It explores the conflicting realities of the Earth as a biochemical substrate, its simulation and the world(s) that emerge(s) from it by mobilizing the technological apparatus that detects and models the Earth. Her hypothesis is that by using the cosmogram (a description of a cosmology) as a research tool, it is possible both to examine the technological system as it exists and also to recompose a new theory and practice of climatic representation.
The project seeks to create a space in which other disciplines can intervene, other scales can be created and multiple representations can co-exist. Through a technical and conceptual narration of this algorithmic process, this presentation questions what is created, deformed and lost and speculates on
other ways of thinking about planetary remeshing through an artistic investigation.
Moderator : Annick Bureaud
Drinks and snacks after the presentations
Audience announcements during the break (with registration)
The Leonardo/ISAST LASERs are a program of international gatherings that bring artists, scientists, humanists and technologists together for informal presentations, performances and conversations with the wider public.
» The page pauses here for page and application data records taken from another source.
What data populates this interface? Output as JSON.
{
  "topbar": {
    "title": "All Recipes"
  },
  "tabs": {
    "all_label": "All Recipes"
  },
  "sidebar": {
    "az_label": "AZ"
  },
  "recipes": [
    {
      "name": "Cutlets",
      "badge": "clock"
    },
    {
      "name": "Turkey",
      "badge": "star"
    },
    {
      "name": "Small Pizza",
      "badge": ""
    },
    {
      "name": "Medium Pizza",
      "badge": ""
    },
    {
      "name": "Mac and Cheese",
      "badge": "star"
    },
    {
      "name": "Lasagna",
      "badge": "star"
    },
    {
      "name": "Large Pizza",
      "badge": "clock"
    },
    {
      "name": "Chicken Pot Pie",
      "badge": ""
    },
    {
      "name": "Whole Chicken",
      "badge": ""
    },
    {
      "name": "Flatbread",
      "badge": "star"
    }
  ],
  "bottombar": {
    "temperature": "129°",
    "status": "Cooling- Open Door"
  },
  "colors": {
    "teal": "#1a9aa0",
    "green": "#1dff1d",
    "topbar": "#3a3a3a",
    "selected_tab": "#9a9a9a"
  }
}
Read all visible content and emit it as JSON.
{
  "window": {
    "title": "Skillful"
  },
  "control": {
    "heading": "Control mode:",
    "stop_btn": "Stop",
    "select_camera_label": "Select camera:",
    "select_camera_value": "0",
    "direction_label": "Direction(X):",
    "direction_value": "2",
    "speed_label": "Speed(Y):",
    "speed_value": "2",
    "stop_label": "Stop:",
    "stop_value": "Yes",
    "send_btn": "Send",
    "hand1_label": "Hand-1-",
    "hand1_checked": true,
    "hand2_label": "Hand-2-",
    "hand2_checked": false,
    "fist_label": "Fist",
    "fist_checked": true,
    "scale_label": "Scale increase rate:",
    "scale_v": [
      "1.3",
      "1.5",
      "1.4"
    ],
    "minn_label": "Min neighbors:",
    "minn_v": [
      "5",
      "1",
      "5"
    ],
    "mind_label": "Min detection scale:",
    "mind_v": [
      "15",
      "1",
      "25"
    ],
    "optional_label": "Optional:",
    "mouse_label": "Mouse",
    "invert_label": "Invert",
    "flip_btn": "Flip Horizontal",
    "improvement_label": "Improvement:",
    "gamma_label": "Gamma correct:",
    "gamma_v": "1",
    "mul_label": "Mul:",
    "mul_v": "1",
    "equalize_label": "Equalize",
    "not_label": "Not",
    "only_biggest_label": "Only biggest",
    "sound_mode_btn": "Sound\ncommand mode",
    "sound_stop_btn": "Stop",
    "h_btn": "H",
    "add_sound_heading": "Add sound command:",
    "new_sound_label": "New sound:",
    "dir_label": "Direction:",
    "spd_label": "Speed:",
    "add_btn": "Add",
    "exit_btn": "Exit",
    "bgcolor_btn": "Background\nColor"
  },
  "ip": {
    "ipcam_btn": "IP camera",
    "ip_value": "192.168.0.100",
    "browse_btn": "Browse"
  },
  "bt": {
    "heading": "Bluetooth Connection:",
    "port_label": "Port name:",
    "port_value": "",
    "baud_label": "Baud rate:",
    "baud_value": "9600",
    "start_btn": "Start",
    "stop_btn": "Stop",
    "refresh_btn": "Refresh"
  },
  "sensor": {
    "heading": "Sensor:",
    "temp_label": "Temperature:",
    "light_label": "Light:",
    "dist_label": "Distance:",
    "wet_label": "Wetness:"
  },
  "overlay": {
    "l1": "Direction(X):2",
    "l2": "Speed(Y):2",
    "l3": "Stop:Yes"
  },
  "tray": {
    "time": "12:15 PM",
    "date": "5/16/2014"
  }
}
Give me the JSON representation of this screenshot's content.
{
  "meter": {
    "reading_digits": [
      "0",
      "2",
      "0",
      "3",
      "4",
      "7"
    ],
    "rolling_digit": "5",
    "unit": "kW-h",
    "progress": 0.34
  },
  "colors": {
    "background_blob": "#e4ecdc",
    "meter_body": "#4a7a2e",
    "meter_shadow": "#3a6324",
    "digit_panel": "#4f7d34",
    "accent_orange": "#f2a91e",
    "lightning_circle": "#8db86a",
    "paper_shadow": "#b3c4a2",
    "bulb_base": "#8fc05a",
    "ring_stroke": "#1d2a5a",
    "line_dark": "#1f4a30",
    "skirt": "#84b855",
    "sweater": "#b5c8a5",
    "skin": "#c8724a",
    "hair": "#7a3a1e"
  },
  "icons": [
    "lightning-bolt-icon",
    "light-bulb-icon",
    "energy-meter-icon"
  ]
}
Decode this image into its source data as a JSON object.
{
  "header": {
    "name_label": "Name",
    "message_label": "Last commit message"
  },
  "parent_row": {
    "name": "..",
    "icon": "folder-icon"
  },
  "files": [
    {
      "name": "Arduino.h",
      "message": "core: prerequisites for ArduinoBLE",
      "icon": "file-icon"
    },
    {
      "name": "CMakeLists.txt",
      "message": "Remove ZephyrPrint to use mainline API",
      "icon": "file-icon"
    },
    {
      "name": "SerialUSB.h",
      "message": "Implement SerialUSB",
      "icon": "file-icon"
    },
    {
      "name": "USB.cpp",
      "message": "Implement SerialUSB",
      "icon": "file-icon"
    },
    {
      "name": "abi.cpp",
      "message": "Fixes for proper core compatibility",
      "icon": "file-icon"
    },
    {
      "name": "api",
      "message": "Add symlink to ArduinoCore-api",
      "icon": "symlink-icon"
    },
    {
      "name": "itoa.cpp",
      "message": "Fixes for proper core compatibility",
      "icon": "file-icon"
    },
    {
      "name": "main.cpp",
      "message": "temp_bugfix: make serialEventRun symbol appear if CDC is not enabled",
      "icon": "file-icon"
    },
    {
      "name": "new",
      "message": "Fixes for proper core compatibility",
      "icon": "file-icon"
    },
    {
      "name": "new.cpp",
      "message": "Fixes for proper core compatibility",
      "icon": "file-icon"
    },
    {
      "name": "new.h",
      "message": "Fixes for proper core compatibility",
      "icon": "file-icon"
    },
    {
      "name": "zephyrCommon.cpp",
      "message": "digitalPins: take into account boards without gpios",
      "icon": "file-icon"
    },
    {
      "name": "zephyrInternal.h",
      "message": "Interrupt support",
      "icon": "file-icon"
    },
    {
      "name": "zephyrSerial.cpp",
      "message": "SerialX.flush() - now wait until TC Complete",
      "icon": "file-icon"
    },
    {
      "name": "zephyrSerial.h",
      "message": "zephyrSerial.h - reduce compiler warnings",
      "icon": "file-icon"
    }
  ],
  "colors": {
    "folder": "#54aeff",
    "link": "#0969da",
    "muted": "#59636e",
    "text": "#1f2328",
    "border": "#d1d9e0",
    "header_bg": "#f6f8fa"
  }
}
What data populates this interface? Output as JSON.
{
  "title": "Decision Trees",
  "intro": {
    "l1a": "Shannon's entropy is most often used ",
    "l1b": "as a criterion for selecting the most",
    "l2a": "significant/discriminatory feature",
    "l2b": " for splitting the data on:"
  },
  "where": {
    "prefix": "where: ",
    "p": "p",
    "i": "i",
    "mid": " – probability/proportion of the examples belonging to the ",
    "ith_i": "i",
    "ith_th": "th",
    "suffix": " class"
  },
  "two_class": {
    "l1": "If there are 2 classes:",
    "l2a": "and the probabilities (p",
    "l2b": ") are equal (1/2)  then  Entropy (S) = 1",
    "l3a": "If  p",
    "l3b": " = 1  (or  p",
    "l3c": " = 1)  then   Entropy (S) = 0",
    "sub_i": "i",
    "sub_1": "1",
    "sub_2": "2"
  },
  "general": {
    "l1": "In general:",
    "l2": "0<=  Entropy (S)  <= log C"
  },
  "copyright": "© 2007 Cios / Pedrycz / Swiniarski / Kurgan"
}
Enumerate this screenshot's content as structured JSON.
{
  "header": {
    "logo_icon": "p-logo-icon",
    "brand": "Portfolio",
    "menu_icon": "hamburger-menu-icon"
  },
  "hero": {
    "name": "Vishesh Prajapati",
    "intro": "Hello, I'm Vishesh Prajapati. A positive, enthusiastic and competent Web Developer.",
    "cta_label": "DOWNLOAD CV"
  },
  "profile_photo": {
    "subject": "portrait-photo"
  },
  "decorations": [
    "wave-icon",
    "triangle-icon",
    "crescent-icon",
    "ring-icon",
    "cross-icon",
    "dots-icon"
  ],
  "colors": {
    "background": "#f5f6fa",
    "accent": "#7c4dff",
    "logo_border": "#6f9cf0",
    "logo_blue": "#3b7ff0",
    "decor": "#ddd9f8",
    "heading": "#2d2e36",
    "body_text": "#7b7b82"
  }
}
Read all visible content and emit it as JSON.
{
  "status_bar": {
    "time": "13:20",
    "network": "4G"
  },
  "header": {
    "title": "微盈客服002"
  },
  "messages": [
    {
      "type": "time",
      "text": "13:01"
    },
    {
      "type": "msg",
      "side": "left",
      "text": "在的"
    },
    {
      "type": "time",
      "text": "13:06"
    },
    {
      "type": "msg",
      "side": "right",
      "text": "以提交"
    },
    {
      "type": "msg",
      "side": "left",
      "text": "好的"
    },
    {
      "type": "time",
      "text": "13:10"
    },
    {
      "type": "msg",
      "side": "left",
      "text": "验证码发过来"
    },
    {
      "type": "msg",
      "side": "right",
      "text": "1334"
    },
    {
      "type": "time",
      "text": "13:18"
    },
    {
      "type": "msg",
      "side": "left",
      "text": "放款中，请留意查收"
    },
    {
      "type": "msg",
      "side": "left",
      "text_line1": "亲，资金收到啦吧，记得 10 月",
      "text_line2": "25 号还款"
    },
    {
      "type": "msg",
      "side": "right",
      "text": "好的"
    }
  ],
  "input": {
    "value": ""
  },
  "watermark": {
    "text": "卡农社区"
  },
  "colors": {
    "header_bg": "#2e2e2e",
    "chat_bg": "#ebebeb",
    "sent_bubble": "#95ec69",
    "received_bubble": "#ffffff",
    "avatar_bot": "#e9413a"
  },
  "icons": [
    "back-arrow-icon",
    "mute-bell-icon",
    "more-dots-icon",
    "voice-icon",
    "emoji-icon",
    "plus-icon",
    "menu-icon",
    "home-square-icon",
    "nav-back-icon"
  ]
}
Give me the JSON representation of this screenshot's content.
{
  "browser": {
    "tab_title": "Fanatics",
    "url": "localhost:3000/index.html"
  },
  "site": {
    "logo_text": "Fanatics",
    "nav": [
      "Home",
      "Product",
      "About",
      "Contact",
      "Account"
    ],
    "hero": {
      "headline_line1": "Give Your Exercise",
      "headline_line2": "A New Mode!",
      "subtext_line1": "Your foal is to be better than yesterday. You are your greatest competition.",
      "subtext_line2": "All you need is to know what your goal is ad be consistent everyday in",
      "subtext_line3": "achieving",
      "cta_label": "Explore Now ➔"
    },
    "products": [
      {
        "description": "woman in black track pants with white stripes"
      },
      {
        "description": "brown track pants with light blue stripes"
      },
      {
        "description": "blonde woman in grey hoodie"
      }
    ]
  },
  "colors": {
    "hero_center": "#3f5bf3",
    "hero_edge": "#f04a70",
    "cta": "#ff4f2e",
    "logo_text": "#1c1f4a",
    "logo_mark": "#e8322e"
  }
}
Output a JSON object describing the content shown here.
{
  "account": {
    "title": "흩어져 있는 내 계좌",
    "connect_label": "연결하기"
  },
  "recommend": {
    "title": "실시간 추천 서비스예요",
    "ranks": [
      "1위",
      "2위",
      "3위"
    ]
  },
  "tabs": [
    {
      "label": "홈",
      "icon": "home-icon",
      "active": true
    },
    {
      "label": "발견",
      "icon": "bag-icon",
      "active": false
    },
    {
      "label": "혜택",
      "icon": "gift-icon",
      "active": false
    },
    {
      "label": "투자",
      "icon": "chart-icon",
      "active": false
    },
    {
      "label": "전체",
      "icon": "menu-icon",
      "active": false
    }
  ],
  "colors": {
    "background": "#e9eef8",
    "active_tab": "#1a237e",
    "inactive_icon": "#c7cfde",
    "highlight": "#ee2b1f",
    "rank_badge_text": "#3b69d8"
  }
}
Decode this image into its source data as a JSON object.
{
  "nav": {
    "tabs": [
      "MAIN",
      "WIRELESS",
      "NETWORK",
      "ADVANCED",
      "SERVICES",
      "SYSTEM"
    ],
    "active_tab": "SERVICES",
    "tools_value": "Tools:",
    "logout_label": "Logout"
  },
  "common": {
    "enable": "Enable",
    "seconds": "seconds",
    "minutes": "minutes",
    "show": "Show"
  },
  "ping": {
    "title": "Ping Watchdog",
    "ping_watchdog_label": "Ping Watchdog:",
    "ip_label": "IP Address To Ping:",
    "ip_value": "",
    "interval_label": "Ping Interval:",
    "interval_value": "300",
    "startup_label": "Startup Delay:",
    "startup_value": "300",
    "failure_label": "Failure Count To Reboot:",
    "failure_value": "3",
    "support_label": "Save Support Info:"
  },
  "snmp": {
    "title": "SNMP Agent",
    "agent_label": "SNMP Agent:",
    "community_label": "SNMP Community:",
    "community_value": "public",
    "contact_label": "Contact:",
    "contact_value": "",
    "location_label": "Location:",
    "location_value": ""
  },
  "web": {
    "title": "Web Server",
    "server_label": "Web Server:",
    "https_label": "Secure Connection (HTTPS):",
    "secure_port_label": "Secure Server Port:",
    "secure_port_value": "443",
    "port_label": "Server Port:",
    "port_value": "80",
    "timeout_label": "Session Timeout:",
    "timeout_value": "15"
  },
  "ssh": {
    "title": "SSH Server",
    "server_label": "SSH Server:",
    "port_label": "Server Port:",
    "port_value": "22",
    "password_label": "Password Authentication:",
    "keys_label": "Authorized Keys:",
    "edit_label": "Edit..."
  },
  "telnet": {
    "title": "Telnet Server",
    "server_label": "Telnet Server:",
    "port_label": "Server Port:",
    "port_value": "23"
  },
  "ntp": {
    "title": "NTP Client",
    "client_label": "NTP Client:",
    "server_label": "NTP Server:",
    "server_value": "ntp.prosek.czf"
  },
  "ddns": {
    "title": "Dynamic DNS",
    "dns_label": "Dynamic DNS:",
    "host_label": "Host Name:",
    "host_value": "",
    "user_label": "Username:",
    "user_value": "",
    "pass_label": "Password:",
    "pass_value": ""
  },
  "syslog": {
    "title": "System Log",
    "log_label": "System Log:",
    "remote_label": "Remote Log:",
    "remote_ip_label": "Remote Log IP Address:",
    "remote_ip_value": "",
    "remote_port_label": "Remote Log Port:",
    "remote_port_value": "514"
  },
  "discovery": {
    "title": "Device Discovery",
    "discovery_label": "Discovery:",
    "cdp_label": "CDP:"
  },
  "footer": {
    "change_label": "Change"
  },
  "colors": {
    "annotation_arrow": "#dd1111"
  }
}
The mission of the LASERs is to encourage contribution to the cultural environment of a region by fostering interdisciplinary dialogue and opportunities for community building to over 50 cities around the world. To learn more about how our LASER Hosts and to visit a LASER near you please visit our website. @lasertalks
18 rue de l'Hôtel de Ville
Auditorium / Paris, 75 75004